Tribune staff writer
Personal issues forced a Taylor Community Schools board member to seek re-election as a write-in candidate Tuesday, and he won with just 241 votes.
Jeff Kellar beat out two other write-in candidates who received a combined 120 votes.
“I’m looking forward to another four years,” he said.
He admitted, though, that it was kind of an unconventional race.
Only one woman filed for the District 2 seat originally, but she withdrew her candidacy before the filing date ended.
Kellar’s name was supposed to be on the ballot, too.
“The only reason I was not listed as a candidate for the board is that I missed the deadline to file,” he said. “The filing period changed this year, and I had a couple of personal issues going on during the filing period.”
His mother passed away in July, and he was switched to night shifts at work.
Kellar’s only other option was to submit his name as a write-in candidate. If he was the only one to do that, he could have won the race with a single vote.
He wasn’t alone, though.
Eric Vance and Otis Stockdell also submitted their names.
Stockdell, a science teacher in Kokomo-Center Schools, had no intentions of running for a spot on the school board this year.
When the woman who had filed to run for the seat withdrew her name, Stockdell said he thought it might be a good time to throw his hat in the ring.
He has been involved in Taylor schools for 15 years, and his kids went to school there.
“I felt like I needed to give something back,” he said.
Stockdell thought he was the only one who had submitted his name. He said he thought he was a shoo-in for the spot.
“I thought, ‘I’ve got a chance,’” he said with a laugh.
Stockdell said it was perfect for him because he didn’t really know how to run a political campaign.
He said he’s not a politician. He just wanted to help the kids.
“Obviously, I have some competition,” he said days before the election.
Still, Stockdell didn’t do much campaigning. He submitted a letter to the editor to the Kokomo Tribune to talk about his ideas. His only other strategy was to talk to people. He spoke to teachers, students and parents.
Stockdell received 73 votes. It wasn’t enough, though.
Kellar printed yard signs asking voters to write his name in for the District 2 seat. Those signs popped up in yards all around the town of Center.

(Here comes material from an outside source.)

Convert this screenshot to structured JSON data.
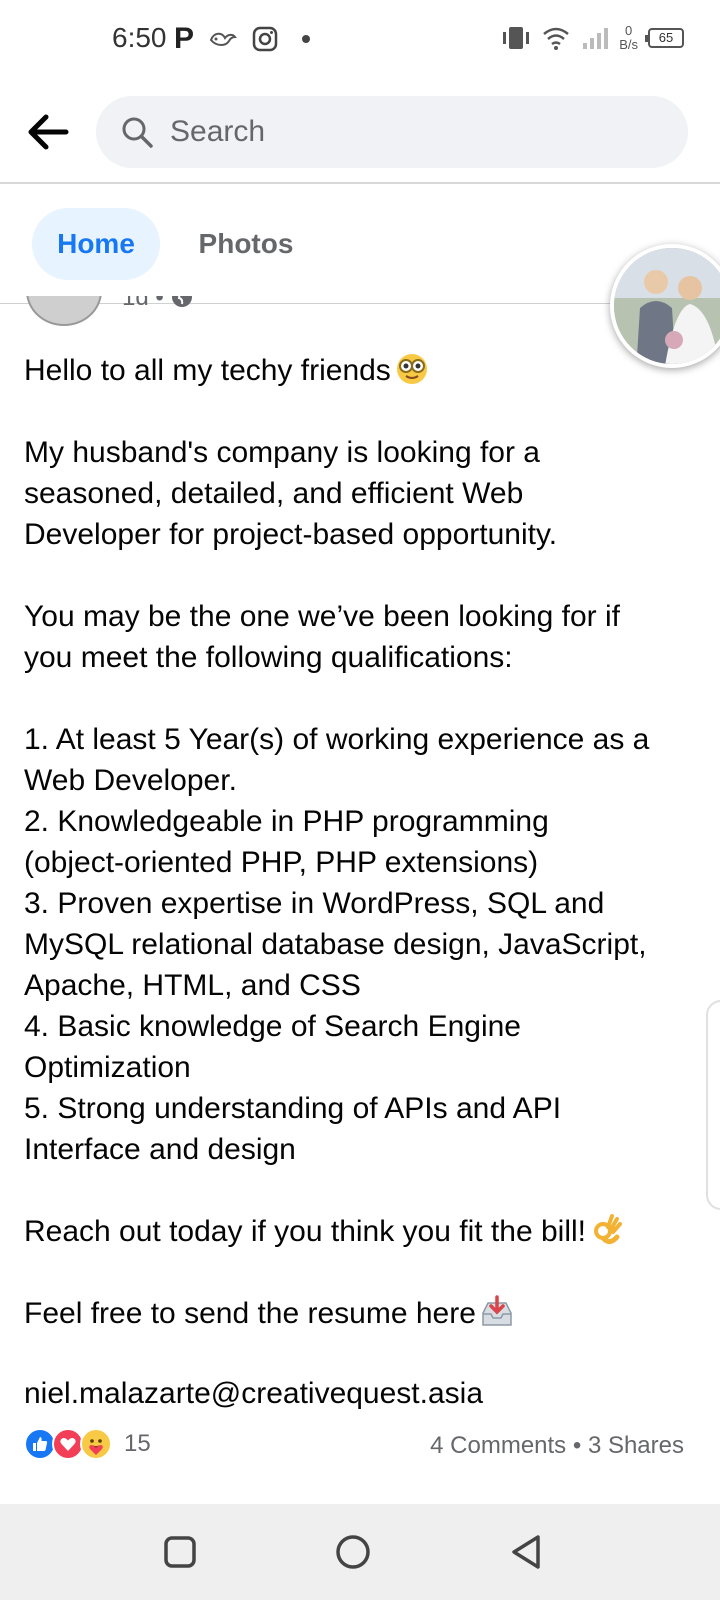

Kellar said it’s difficult to campaign as a write-in candidate, even for an incumbent who people knew.
“It was more word of mouth,” he said. “Without my name being on the ballot, it was more important to get my name out there.”